Professional quality cameras, which, for now we’ll define as the newest DSLRs on the market, have many great features. On the Craftsy photography blog, I have written about what to look for and the most necessary features to have in a DSLR in a previous post. Here, I'll cover the five most over-hyped features. These are the things that likely do not matter too much to the typical serious DSLR user.
The symbols on this camera represent the automatic modes.
1. Automatic modes
The serious photographer does not use these functions. If you have a good handle on shutter speed, aperture and ISO, you will be using the manual mode or the aperture priority or shutter priority modes. DSLRs that have a “landscape” mode, a “portrait” mode or a “sports” mode do all the thinking for you. These modes take all the control away from the photographer and make judgments on speed and light that the photographer should be making. You may get a good image using one of these modes, but you’re more likely to get a good image if you use your mind and your artistic eye to thoughtfully create a compelling image rather than letting the computer do it for you.
2. Autofocus points
It is certainly helpful to have more autofocus points in some specific situations, like when your camera is moving and your subject is moving and the camera is slow to autofocus. But most of the time, you will have time to set a focus point or prefocus to get your subject sharp. No one will be able to look at your image and be able to tell whether you were using 61 autofocus points or 9 autofocus points. It may be slightly more convenient to have additional points, but it isn’t worth breaking your budget over it.
3. Built-in flash
There’s a reason built in flashes are only put on low-end DSLRs. They produce a poor quality of light and are only helpful when you have (literally) nothing else to light your image with. I would use a cell phone LCD as a light before I’d use a built in flash. The light is small and almost straight on your subject, creating hard, awkward illumination. Whether or not the camera has a built-in flash, you’re going to want to buy an external flash to use on or off of the camera to improve the quality of the light.
4. Maximum burst speed and maximum shutter speed

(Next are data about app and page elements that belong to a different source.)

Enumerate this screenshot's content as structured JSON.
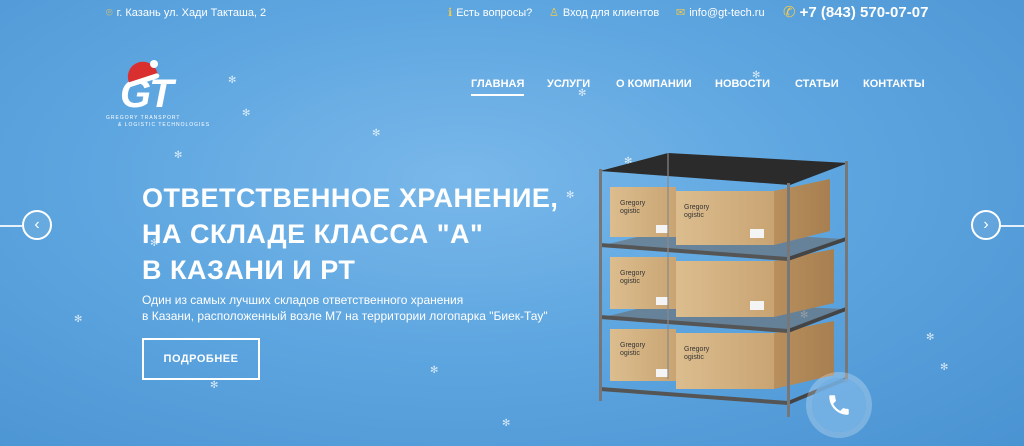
{
  "topbar": {
    "address": "г. Казань ул. Хади Такташа, 2",
    "address_icon": "map-pin-icon",
    "questions": "Есть вопросы?",
    "questions_icon": "info-icon",
    "client_login": "Вход для клиентов",
    "client_icon": "user-icon",
    "email": "info@gt-tech.ru",
    "email_icon": "mail-icon",
    "phone": "+7 (843) 570-07-07",
    "phone_icon": "phone-icon",
    "accent_color": "#f2c94c"
  },
  "logo": {
    "mark": "GT",
    "subtitle_1": "GREGORY TRANSPORT",
    "subtitle_2": "& LOGISTIC TECHNOLOGIES"
  },
  "nav": {
    "items": [
      {
        "label": "ГЛАВНАЯ",
        "active": true
      },
      {
        "label": "УСЛУГИ",
        "active": false
      },
      {
        "label": "О КОМПАНИИ",
        "active": false
      },
      {
        "label": "НОВОСТИ",
        "active": false
      },
      {
        "label": "СТАТЬИ",
        "active": false
      },
      {
        "label": "КОНТАКТЫ",
        "active": false
      }
    ]
  },
  "hero": {
    "title_lines": [
      "ОТВЕТСТВЕННОЕ ХРАНЕНИЕ,",
      "НА СКЛАДЕ КЛАССА \"А\"",
      "В КАЗАНИ И РТ"
    ],
    "description_lines": [
      "Один из самых лучших складов ответственного хранения",
      "в Казани, расположенный возле М7 на территории логопарка \"Биек-Тау\""
    ],
    "button_label": "ПОДРОБНЕЕ",
    "box_label_1": "Gregory",
    "box_label_2": "ogistic"
  },
  "slider": {
    "prev_icon": "chevron-left-icon",
    "next_icon": "chevron-right-icon"
  },
  "call_widget": {
    "icon": "phone-handset-icon"
  },
  "colors": {
    "background": "#5ea6e0",
    "box": "#d8b888",
    "shelf_top": "#2a2a2a"
  }
}
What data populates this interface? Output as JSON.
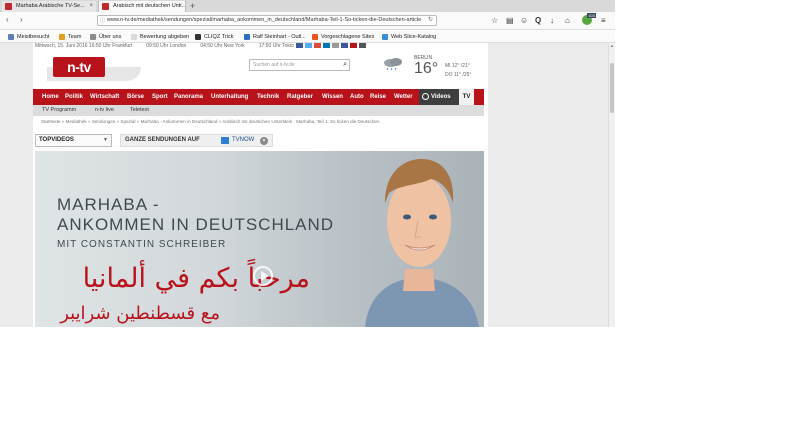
{
  "browser": {
    "tabs": [
      {
        "label": "Marhaba Arabische TV-Se..."
      },
      {
        "label": "Arabisch mit deutschen Unt..."
      }
    ],
    "new_tab": "+",
    "nav": {
      "back": "‹",
      "forward": "›"
    },
    "url": "www.n-tv.de/mediathek/sendungen/spezial/marhaba_ankommen_in_deutschland/Marhaba-Teil-1-So-ticken-die-Deutschen-article",
    "toolbar_icons": [
      "star-icon",
      "reader-icon",
      "smiley-icon",
      "q-icon",
      "download-icon",
      "home-icon",
      "shield-icon",
      "menu-icon"
    ],
    "extension_badge": "103",
    "bookmarks": [
      {
        "label": "Meistbesucht",
        "color": "#5b7fb3"
      },
      {
        "label": "Team",
        "color": "#e0a020"
      },
      {
        "label": "Über uns",
        "color": "#8b8b8b"
      },
      {
        "label": "Bewertung abgeben",
        "color": "#d9d9d9"
      },
      {
        "label": "CLIQZ Trick",
        "color": "#333333"
      },
      {
        "label": "Ralf Steinhart - Outl...",
        "color": "#2f6fbf"
      },
      {
        "label": "Vorgeschlagene Sites",
        "color": "#e95420"
      },
      {
        "label": "Web Slice-Katalog",
        "color": "#3a8ed6"
      }
    ]
  },
  "site": {
    "topinfo": [
      "Mittwoch, 15. Juni 2016 16:50 Uhr Frankfurt",
      "09:50 Uhr London",
      "04:50 Uhr New York",
      "17:50 Uhr Tokio"
    ],
    "logo": "n-tv",
    "search_placeholder": "Suchen auf n-tv.de",
    "weather": {
      "city": "BERLIN",
      "temp": "16°",
      "rows": [
        "MI  12° /21°",
        "DO  11° /25°"
      ]
    },
    "nav": [
      "Home",
      "Politik",
      "Wirtschaft",
      "Börse",
      "Sport",
      "Panorama",
      "Unterhaltung",
      "Technik",
      "Ratgeber",
      "Wissen",
      "Auto",
      "Reise",
      "Wetter"
    ],
    "nav_videos": "Videos",
    "nav_tv": "TV",
    "subnav": [
      "TV Programm",
      "n-tv live",
      "Teletext"
    ],
    "breadcrumb": "Startseite » Mediathek » Sendungen » Spezial » Marhaba - Ankommen in Deutschland » Arabisch mit deutschen Untertiteln : Marhaba, Teil 1: So ticken die Deutschen",
    "topvideos": "TOPVIDEOS",
    "ganze": "GANZE SENDUNGEN AUF",
    "tvnow": "TVNOW",
    "hero": {
      "title1": "MARHABA -",
      "title2": "ANKOMMEN IN DEUTSCHLAND",
      "subtitle": "MIT CONSTANTIN SCHREIBER",
      "arabic1": "مرحباً بكم في ألمانيا",
      "arabic2": "مع قسطنطين شرايبر"
    }
  }
}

The maximum burst is the number of photos you can fire consecutively before the camera’s processor gets bogged down and the burst speed is how many photos per second you can take. The majority of the time you won’t max out on either with modern DSLRs. Maximum shutter speed is how quickly the shutter will open and close on the fastest setting. Every modern DSLR is fast enough for the typical user. The people concerned with the burst stats and max shutter speeds are taking photos of fast moving objects, like sports or wildlife. If you don’t have a really fast (read expensive) lens, you won’t be getting many good sports or wildlife photos anyway, so start there.
5. HD video
It is very cool that many DSLRs, even the lower-end ones, offer high definition video functions. It’s the high-definition part that get’s over-hyped. On all modern DSLRs, the sensors are big enough that only part of it gets used to capture HD quality video. You really only need a little over 2 megapixels to get HD quality and every DSLR sensor I know about far exceeds that. The more important part is that the camera’s processor can record those 2 megapixels at 30 times a second if your video frame rate is a standard 30 frames a second. Again, all modern DSLRs are capable of this, so it’s now becoming a standard feature.